The Maryland Department of Aging is the agency charged with administering the continuing care laws. Currently there are 38 operating
continuing care retirement communities in Maryland, which are known as CCRCs.
Although the legal definition of “continuing care” is complex, in general, “continuing care” exists when all three of the following are
The CCRC contract is known as a continuing care agreement, and its content is regulated by the continuing care law. The continuing care
agreement outlines the responsibilities of the provider and the resident with regard to continuing care. The agreements are legal contracts
between the provider and that resident.
Because only a portion of the content of continuing care agreements is prescribed by the law, much of the content of continuing care agreements
varies from community to community. As a result, the scope of the “continuing care” offered at different communities varies. For example, nursing
care can range from full coverage in an on-site health center at no additional charge at some CCRCs, to simply priority admission to a nursing facility
on a fee-for-service basis at other CCRCs.
There is an element of financial risk inherent in choosing a CCRC because large sums of money are paid in advance for services to be provided in
the future. Another risk is that most continuing care agreements with refundable entrance fees require the unit to be reoccupied with payment of
another full entrance fee before the refund is paid. In challenging housing markets these continuing care units may not be reoccupied in a
As of the end of 2014, Maryland had 37 CCRCs, both operating and under construction, containing 16,226 continuing care units, of which 11,782 were
independent living units, 2,108 were assisted living beds and 2,108 were nursing care beds.

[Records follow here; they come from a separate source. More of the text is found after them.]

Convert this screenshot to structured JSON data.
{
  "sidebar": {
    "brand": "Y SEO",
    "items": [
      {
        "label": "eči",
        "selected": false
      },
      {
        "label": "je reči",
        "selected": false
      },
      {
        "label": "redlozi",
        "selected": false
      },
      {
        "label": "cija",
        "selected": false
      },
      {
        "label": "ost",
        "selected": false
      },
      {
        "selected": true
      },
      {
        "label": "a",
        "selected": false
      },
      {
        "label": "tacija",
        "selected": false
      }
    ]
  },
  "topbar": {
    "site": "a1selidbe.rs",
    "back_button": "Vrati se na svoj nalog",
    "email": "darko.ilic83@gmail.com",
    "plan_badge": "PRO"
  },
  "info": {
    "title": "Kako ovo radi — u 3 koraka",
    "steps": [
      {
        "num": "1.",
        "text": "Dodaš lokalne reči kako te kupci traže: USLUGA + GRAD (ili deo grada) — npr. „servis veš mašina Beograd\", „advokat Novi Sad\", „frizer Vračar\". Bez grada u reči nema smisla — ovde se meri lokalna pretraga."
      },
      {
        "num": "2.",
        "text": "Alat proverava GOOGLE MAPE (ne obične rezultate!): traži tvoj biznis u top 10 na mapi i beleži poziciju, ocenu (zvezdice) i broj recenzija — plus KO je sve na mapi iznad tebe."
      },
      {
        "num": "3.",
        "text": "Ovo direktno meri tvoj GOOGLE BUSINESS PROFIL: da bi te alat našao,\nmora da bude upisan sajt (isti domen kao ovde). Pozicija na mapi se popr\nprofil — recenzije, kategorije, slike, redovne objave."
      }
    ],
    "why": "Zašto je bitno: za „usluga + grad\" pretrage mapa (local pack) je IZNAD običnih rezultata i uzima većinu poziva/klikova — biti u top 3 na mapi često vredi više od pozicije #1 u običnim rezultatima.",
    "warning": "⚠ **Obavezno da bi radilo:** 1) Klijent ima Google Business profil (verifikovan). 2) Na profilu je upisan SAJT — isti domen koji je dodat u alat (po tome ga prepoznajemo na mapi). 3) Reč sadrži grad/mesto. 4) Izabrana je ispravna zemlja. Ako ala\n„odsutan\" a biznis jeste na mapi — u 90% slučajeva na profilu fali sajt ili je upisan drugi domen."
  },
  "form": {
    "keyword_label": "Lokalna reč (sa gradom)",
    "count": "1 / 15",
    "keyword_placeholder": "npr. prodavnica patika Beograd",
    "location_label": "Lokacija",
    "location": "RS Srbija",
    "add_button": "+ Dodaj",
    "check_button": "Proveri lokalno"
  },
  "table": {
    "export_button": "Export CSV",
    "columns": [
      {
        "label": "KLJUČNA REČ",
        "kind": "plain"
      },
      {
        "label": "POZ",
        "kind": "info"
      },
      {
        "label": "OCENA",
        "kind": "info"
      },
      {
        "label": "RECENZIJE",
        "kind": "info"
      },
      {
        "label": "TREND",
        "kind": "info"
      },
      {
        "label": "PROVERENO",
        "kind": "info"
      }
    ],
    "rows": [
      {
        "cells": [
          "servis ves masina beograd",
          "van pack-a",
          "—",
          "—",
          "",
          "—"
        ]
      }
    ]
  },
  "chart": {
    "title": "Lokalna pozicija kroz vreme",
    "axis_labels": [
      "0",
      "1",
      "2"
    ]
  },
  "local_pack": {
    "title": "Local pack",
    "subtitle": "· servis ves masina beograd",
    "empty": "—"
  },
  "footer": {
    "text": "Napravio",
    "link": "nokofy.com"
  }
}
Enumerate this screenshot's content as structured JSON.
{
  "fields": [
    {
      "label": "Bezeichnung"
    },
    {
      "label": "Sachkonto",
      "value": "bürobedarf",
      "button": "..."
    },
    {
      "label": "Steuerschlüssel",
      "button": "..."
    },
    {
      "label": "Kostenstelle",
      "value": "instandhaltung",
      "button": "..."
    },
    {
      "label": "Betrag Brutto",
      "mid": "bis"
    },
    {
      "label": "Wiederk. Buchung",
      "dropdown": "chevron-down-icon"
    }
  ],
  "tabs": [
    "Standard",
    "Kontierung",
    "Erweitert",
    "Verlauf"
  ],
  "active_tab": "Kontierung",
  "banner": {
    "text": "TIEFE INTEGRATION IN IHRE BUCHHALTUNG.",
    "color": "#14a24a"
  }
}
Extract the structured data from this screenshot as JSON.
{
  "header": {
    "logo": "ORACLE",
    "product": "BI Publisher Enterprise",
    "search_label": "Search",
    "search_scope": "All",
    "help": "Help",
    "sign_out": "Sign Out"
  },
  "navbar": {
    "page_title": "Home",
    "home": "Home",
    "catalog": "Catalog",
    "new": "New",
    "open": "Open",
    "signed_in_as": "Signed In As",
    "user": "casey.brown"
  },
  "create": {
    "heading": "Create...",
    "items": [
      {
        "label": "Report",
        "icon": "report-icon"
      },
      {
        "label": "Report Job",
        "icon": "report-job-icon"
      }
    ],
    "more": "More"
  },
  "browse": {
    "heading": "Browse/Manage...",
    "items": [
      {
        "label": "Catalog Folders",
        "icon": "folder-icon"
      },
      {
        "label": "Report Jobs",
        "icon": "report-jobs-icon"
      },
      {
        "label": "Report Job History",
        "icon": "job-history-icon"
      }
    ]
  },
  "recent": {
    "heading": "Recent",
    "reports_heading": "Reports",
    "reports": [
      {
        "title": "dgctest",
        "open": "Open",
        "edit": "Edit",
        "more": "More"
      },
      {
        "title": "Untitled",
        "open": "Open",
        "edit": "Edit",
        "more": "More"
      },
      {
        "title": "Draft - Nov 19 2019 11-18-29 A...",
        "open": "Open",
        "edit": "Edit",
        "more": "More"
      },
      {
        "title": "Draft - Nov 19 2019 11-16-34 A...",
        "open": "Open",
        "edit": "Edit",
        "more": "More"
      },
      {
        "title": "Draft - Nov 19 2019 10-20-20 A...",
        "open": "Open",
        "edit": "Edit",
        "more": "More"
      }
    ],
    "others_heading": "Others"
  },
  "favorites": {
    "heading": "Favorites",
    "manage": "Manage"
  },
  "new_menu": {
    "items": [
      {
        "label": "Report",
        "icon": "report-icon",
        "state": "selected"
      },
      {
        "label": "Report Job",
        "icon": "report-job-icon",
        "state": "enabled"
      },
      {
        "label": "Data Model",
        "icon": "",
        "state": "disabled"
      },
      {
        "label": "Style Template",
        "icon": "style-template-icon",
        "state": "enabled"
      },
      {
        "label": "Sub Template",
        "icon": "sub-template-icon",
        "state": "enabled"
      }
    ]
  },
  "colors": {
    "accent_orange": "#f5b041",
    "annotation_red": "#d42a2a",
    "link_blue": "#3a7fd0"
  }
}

Entrance fees range from $12,000 to over $1,000,000. Monthly
fees range from under $1,000 to over $12,000. Generally these fees are based on the level of care (independent living, assisted living, or nursing), size
of the apartment and the number of residents living in the apartment and, depending upon the provider, may or may not cover a wide range of services.
The principal continuing care laws are located at Title 10, Subtitle 4, of the Human Services Article (“HSA”), Annotated Code of Maryland, and Code of
Maryland Regulations (COMAR)32.02.01.
The Maryland Department of Aging provides a comprehensive consumer information packet for persons interested in learning more about these
communities, the law and the regulations.
Providers of Continuing Care in Maryland must complete the CCRC Development Process as specified in Human Services Article, Sections
10-401 - 10-499 of the Annotated Code of Maryland. As the regulatory authority for Continuing Care, the Maryland Department of Aging provides
an information packet for a potential provider that describes the Development and Application process.
Currently, there are 38 Continuing Care Retirement Communities offering continuing care in Maryland.
View CCRC list here.
301 West Preston Street Suite 1007, Baltimore, MD 21201
(410)-767-1100, or 1 (844) 627 5465